October 5, 2009
Um... not that WE do that…
We were talking about this guy we know…
We all have girlfriends…
They're models and they live in Canada…
Okay, moving on... In the past, we were the very first ones to hip you to Friends, 24, Desperate Housewives, Ugly Betty, Big Bang Theory, Dollhouse, and other hit shows. (Of course, we also recommended Men Behaving Badly, What About Brian, Reunion, and Big Shots, but hey, you gotta take the good with bad, right?) Anyway, here’s our review of some new fall shows:
Accidentally On Purpose
What it is:
Knocked Up meets Three’s Company with a smattering of the Mary Tyler Moore Show.
A little more to go on:
Thirtysomething career woman Jenna Elfman works at a TV station (hence the Mary Tyler Moore comparison), has a one-night stand with a twentysomething video game jockey and aspiring chef with three loser roommates. She gets pregnant and they all move in together.
Lead Actors: C (Elfman gets an A but co-star Jon Foster has as much charisma as a box of Wheat Thins.)
Supporting Cast: F
The writing is pretty crisp and hip, but the pacing is off and the first episode felt ridiculously rushed. The supporting cast (including TV vet Grant Show and Ashley Jensen from Ugly Betty) adds absolutely nothing. Also, the producers didn’t think things through. Where’s this show gonna go after the baby comes? (Anybody remember what happened to Mad About You?) Elfman deserves way better.
What it is:
Sex in the City meets Desperate Housewives with a smattering of I Love Lucy.
A little more to go on:
Real estate agent Courteney Cox is divorced and attempting to get back into the dating scene with the help of best friend Christa Miller (The Drew Carey Show, Scrubs) and sassy assistant Busy Phillips.
Lead Actors: B-
Supporting Cast: C+ (We’ve liked Busy Phillips since her days on Judd Apatow’s Freaks and Geeks)
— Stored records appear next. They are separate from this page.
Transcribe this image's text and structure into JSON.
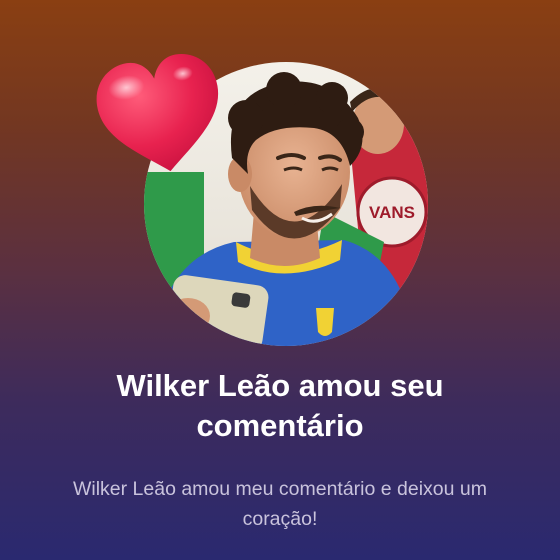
{
  "notification": {
    "title": "Wilker Leão amou seu comentário",
    "message": "Wilker Leão amou meu comentário e deixou um coração!",
    "reaction_icon": "heart-icon",
    "accent_color": "#e8224f"
  },
  "avatar": {
    "shirt_print": "VANS"
  }
}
Cox’s character has a lot going on. She’s raising a son, dealing with her deadbeat ex-, feuding with a cradle-robbing neighbor, and fumbling through relationships with various boy-toys. Unfortunately, none of this is very funny. Cox and Miller (what the hell’d she do to her lips, by the way?) are both good comedic actresses but can’t sustain this frenetically paced vehicle.
What it is:
One of the most popular night time soaps of the 90s revamped, with a few original cast members thrown in for good measure.
A little more to go on:
You’ve got a lot of the stereotypical characters here. A hot, bitchy manipulator (Katie Cassidy’s Ella), a sensitive artist (Michael Rady’s Jonah), the bad boy (Shaun Sipos’ David), dark, brooding, mysterious guy (Colin Egglesfield’s Auggie), and a seemingly sweet but possibly psycho chick (Ashlee Simpson’s Violet.) Lucky for us the show’s producers learned a lesson from 90210 last year and jump-started this show by bringing back 1st-gen Melrose characters Sydney, Jane and Michael.
Premise: B (with the underrstanding that simply updating a hit show from 15 years ago is incredibly lazy and unoriginal.)
Lead Actors: B
Supporting Cast: B
The “who killed Sydney” storyline holds your interest, as does the med student by day, hooker by night character played by Stephanie Jacobsen. The return of Heather Locklear as Amanda Woodward could really see this show take off. Still, all in all, not bad for what it is.